In addition, since the exhibition features projects from several major cities of Pakistan, it provides visitors with a great opportunity to explore affordable property options.
Khan said that taking the property exhibition to an international level was a tough undertaking in the beginning, though he added that the PPS had gradually acquired its own brand recognition.
“The success story of this event is a source of pride for Pakistanis living in the Gulf,” he said.
“Increasing investment opportunities in the property sector is vital for setting the sector on track to progress, and the main objective of organizing such events is to circulate money in the investment sector, which, in turn, will benefit the overall economy of Pakistan,” he continued.
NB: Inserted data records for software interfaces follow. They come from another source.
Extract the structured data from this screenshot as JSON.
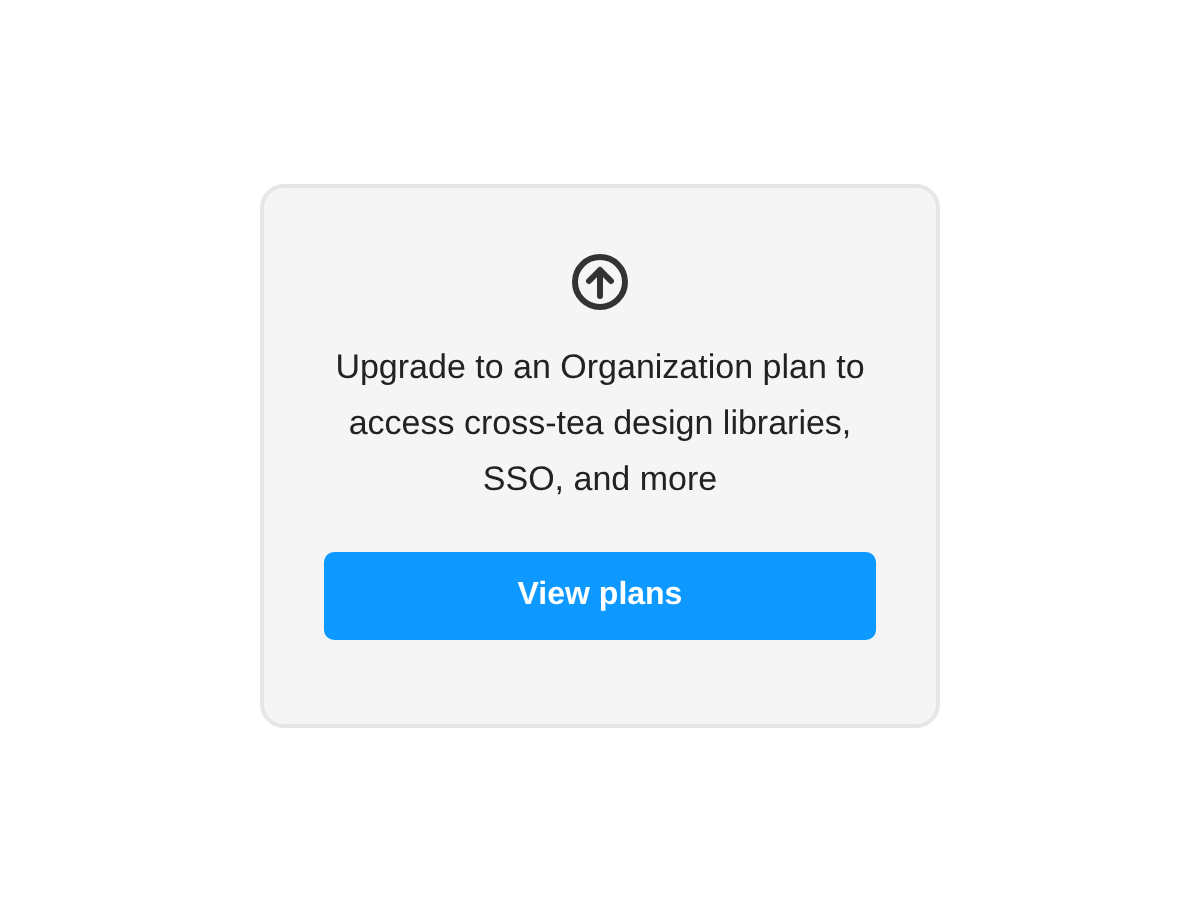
{
  "card": {
    "message": "Upgrade to an Organization plan to access cross-tea design libraries, SSO, and more",
    "button": "View plans"
  }
}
“The World Trade Center holds its own exclusive status in terms of trade and investment activities in the region where only the best corporates and business entities can stage their activities, and for a Pakistan-based company to organize such a grand event there is definitely a matter of national pride,” Khan noted.
He also highlighted the fact that most of the online traffic Zameen.com received was from Pakistani expatriates residing in the Gulf countries.

Exhibitors from across Pakistan particpating in the Pakistan Property Show at Dubai World Trade Centre on Dec 6, 2019. (AN Photo by Asma Ali Zain)

“The event thus offers great opportunities to Pakistanis living here to make solid, safe and rewarding investments in reliable real estate developments.”
Marwan Ahmed bin Ghalita, CEO of Real Estate Regulatory Agency, Dubai, inaugurated the event.
“I have seen a lot of [Pakistani] companies offering unique projects, sharing data and knowledge from Pakistan to Dubai and Dubai to Pakistan,” he said while interacting with various exhibitors and senior management of Zameen.com.
“Today there are no borders for investment and real estate is the biggest investment that everybody is looking for,” he added.
The PPS 2019 featured the biggest names from Pakistan’s most urban centers, such as Karachi, Lahore, Islamabad, Multan, Peshawar, Murree, Faisalabad, Gujranwala, Raheem Yar Khan, Gwadar, Bahawalpur and DG Khan.
In the last two editions of the event, the property extravaganza attracted a combined audience of over 31,000. Prominent names among this year’s exhibitors included “Eighteen” and “Capital Smart City.”
The show is organized by Zameen.com and this is the company’s third consecutive annual property exhibition event in Dubai.
Zameen.com has so far held a total of 17 major property exhibitions in different countries, attracting over a million visitors.